A Space for Women of the World
Review by Shauna Osborn
Through her podcast “We Want the Airwaves,” Nia King documents artists who identify as QTPOC (queer and trans people of color) and are committed to art as a tool for political change. Queer and Trans Artists of Color: Stories of Some of Our Lives collects 16 interviews from the podcast to highlight in print. The anthology covers quite a bit of territory without losing both the specificity of each collaborator’s tale or the larger picture of the realities of QTPOC community members. The stories capture a diverse range of voices such as performers Miss Persia and Daddie$ Pla$tik, performer and organizer Leah Lakshmi Piepzna-Samarasinha, and authors Ryka Aoki and Janet Mock.
The thoughtfulness in the presentation of these artists’ interviews is quite apparent throughout the text. Each artist had the opportunity to represent their words and themselves as they see fit—spelling requests, pronoun usage, and self-labeling utilized within the pages. This is not a small feat or something to overlook, as those of us who are marginalized artists know all to well. Just as Toi Scott recognized in the Foreword:
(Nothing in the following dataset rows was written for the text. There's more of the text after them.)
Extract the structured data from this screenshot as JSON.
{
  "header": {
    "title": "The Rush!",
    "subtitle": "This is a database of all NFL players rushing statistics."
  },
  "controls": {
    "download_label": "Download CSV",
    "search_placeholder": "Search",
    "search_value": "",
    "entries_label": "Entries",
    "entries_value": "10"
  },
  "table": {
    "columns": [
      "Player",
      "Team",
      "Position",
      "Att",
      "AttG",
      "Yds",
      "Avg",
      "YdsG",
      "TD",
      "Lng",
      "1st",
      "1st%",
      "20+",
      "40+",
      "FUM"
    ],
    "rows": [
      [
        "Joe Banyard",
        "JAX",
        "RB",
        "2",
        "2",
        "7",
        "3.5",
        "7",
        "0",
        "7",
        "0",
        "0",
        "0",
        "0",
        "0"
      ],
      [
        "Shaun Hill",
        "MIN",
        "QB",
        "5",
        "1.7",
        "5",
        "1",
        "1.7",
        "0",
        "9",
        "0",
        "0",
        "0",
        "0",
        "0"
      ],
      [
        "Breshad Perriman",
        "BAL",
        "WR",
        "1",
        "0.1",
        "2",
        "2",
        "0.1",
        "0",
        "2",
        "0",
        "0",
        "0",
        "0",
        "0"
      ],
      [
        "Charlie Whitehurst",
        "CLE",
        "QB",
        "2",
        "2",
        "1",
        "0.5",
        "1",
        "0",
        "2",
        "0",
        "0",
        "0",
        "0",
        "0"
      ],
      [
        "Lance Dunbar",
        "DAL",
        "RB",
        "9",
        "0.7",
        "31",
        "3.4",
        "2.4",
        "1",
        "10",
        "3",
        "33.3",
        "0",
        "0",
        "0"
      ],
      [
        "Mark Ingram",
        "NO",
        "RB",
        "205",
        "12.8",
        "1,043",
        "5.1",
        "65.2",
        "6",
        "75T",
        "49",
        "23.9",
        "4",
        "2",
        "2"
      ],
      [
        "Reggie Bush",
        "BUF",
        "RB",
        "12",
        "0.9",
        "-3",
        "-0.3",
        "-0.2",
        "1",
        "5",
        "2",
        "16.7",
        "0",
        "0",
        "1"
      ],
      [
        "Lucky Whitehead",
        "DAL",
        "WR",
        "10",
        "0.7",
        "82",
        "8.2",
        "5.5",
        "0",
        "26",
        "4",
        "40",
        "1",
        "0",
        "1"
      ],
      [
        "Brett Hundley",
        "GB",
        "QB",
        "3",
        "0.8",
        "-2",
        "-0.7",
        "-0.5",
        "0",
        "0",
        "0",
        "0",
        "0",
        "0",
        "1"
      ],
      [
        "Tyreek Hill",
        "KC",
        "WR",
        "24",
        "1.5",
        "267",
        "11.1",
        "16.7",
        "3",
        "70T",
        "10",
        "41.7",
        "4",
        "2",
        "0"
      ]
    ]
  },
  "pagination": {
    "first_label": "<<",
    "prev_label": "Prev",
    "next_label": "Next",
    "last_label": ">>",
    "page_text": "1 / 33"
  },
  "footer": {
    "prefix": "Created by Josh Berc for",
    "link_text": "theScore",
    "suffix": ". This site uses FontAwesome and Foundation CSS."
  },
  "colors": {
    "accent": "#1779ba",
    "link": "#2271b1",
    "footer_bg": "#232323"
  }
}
So often in the media, others tell our stories from their perspectives, taking liberties and making assumptions and omissions, many times without our knowledge or consent…For queer and trans people of color, art isn’t frivolous upper-class entertainment. Our writing, performances, and visual art are in keeping with the tradition of our predecessors who used stories to share knowledge, heal trauma, and envision liberation.
King’s work does everything it can to show clearly, without assumptions, and without omission these artists’ stories. Readers who are familiar with LBGTQ+ or QTPOC community activism will recognize the common elements of ostracizing and abuse that as youth these artist experience. Activists and artists will recognize the struggle of acquiring funding and resources for projects as well as just flat out paying the rent each month that features in many interviews. Marginalized folks will appreciate the discussions on how invasive dealing with the public, corporate employees, legal/federal representatives, and medical authorities can be as well as the strategies for making it through those evils in one piece. Necessary discussions of self-care, realistic body/health/mental expectations, and support systems appear often. The collection is a great resource for instructors, folks who work in the arts, activists, and QTPOC artists looking for connections to other artists out there hustling toward the revolution.